Here’s the beginning of my story “Finding Our Way Home” about the inventor Augustin Fresnel whose work is still be taught and used today.
I imagine we’ve all been lost while driving at night, looking for a sign or landmark to help us find our way. For centuries, before recent technology existed, if you were lost at sea, the only things which would help you were the stars (on a clear night) or the beam from a lighthouse.
Lighthouses have existed for centuries. The first were open fires on hill tops near the shore. Later towers were constructed with fires on top of them. By the 1800s, tower lighthouses existed with multiple lamps, each with a mirrored reflector behind it, but their lights were only visible 3 miles away – not far enough to warn of many off shore dangers.
A French civil engineer, named Augustin Fresnel, decided to tackle this problem.
Augustin Fresnel was born in 1788, the year before the storming of the Bastille, the son of an architect.

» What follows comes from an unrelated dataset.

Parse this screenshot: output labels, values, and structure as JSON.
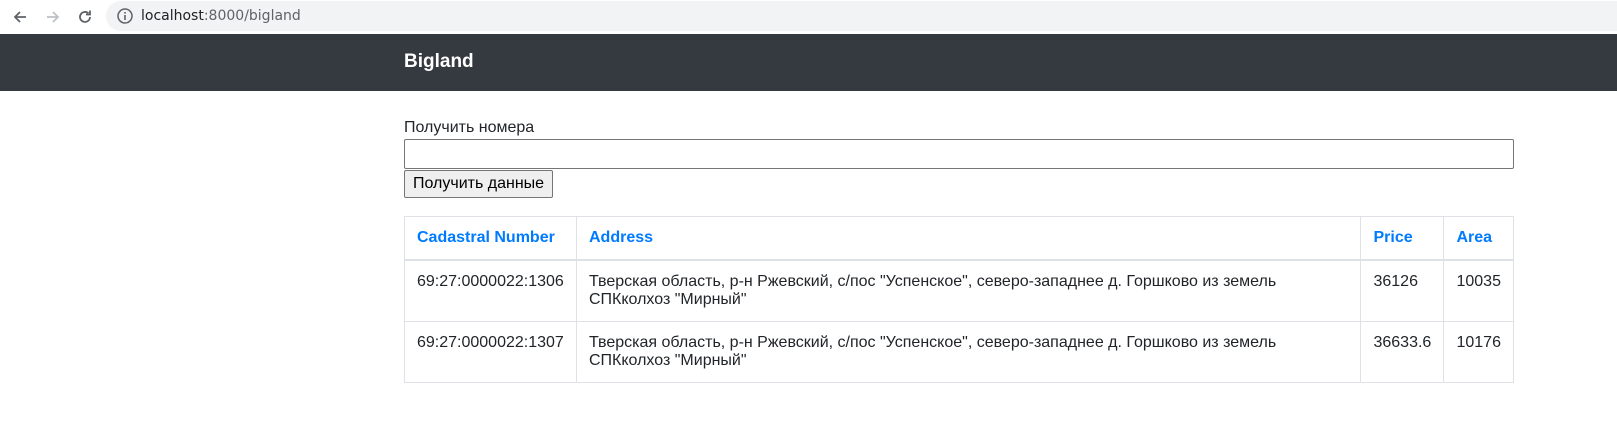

Even though he was sickly as a child, as he was throughout his entire life, he still entered a technical college in Paris at age 16. By age 21, he was a fully licensed civil engineer, a government employee building roads across France.
Haunted by thoughts of an early grave, due to his frequent illnesses, he worked building roads as his day job, but devoted his nights to science experiments. By 1815, age 27, he began experimenting with light.
Luckily for the advancement of science, Napoleon escaped from Elba in 1815. You see, when Napoleon escaped, he returned to France and led his armies against the King’s armies. Augustin Fresnel sided with the King’s armies. So when Napoleon won, Augustin Fresnel lost his government job. This meant he could spend his entire time, both day and night, experimenting with light.
At that time, the big scientific debate about light was whether it was made up of particles or waves. Augustin Fresnel sided with the wave proponents, but he was the first to create mathematical equations which described light’s movement as waves. He published his first scientific paper on light, with those equations, in 1815.
Unfortunately, Napoleon was defeated at Waterloo after only 4 months in power, and Augustin Fresnel got his day job back. But he continued to experiment with light. The next year, Augustin Fresnel conducted experiments which confirmed what his equations had predicted. A few years later, when the Academy of Sciences offered a prize for the best scientific paper on light, Augustin Fresnel won that award.
Augustin Fresnel wrote: "All the compliments that I have received from my scientific colleagues do not give me as much pleasure as the discovery of a theoretic truth, or the confirmation by experiment of a calculation."
In 1821, age 33, Augustin Fresnel decided to tackle the lighthouse problem.
I've started researching stories about Oscar Hammerstein II. My first story will be about the creation of the landmark musical Show Boat, the first musical with three-dimensional characters, a real plot and songs that were integrated into the plot. (If you remove the songs from Show Boat, the remaining plot is incomplete.) But equally important are all the extraordinary songs that have become part of American life:
In the next few weeks, I'm pleased to be telling several different programs open to the public:
Thanks for reading this issue. I’ll be sending you some more story highlights in a few months.